What I also want to do are a few of what I’m calling “Dissection Guides.” These are going to be guides that take certain relatively complicated examples (probably from the official manuals) and use them as the basis for a full tutorial that essentially recreates that example. Another aspect of this is taking existing extensions and essentially “rebuilding” the logic as part of the tutorial. This is sort of where the Locale guide is going. I’m going to present, for example, Room Description Control. Then go through a series of logic that essentially “rebuilds” one of the already existing extensions that relies on Room Description Control. So in the end the reader can just use the extension if they want – but now they have knowledge to not only tweak the existing extension if need be but also write their own.

Personally I find them invaluable… I like the detailed approach. I like the fact that you go through the code line by line, explaining each one. This is how I need to learn a programming language, I need to be sure of every single word and expression. I need it to be totally clear that this word is a variable, this one is built-in, this one you don’t really need, it’s just there for intelligibility, etc etc. (this is where some syntax colouring in I7 would help…). With the natural language “style” of Inform 7 you can sometimes forget that every word has to be right, the structure has to be programatically correct and logical. These are things I think the official manual brushes over at times.

So I welcome the detail, and I don’t mind at all that there is a kind of “customised” vocabulary. Eg when you talk about either/or properties as “behavior properties” - this is not maybe what I would have come up with or how the manual talks about them, but it’s clear what you mean and it’s good to have a typology laid out that you can work with.

Also, it fills a gap I find in Inform 7, which is a debugger - not from the point of view of catching errors, but of being able to see what is happening with every little thing in your code as it runs. A “watch variable” kind of tool, that lets you learn by observing the programme in action, changing part of it, now how does it run, what happens if I tweak this bit here… your examples are almost like that, they take a piece of code and are like “run this, OK, now change that line, see what happens.” The examples in the manual by contrast seem like a fait accompli, something you have to puzzle out (which can also be useful as a way of learning).

Anyway, I’m glad you’re continuing with it and I look forward to more!

Truly outstanding work!

Great work! Keep doing it. :stuck_out_tongue:

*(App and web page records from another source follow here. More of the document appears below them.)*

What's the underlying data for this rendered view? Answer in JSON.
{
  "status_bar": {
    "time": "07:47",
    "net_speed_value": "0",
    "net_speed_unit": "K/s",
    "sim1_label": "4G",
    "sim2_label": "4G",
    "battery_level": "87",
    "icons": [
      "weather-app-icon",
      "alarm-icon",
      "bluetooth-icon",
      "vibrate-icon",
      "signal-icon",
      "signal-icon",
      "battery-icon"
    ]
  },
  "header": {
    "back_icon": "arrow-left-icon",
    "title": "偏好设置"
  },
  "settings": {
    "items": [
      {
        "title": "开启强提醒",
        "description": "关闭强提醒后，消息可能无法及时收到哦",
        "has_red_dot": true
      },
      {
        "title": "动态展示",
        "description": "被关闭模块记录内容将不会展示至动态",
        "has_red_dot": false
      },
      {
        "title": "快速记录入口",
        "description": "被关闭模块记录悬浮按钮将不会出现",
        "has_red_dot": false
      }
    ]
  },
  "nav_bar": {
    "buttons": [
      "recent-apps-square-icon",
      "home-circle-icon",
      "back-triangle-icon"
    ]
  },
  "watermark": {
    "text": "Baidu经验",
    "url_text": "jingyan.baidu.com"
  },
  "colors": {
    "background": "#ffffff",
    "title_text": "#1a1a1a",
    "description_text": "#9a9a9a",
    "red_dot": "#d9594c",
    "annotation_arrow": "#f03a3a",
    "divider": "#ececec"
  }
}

I really like the guides, and I think I have the latest versions downloaded. One question, though - since the directory you linked to appears to be empty now, where can the latest versions of the documents be found?

hi, would you be able to send me a copy of the guides? I was reading them in a browser window instead of downloading them (doh) and now they’ve gone…


I’d love to see these, too. I’m a programmer by trade and the Inform manuals, while beautifully written, are amazingly difficult to use as reference material when trying to find solutions to things (especially non-recipe book kinds of things) and are enough to drive me to drink. Would you be willing to repost your work?

There’s a manual targeted at programmers specifically:

The link is dead. :frowning: Where can I get the guides?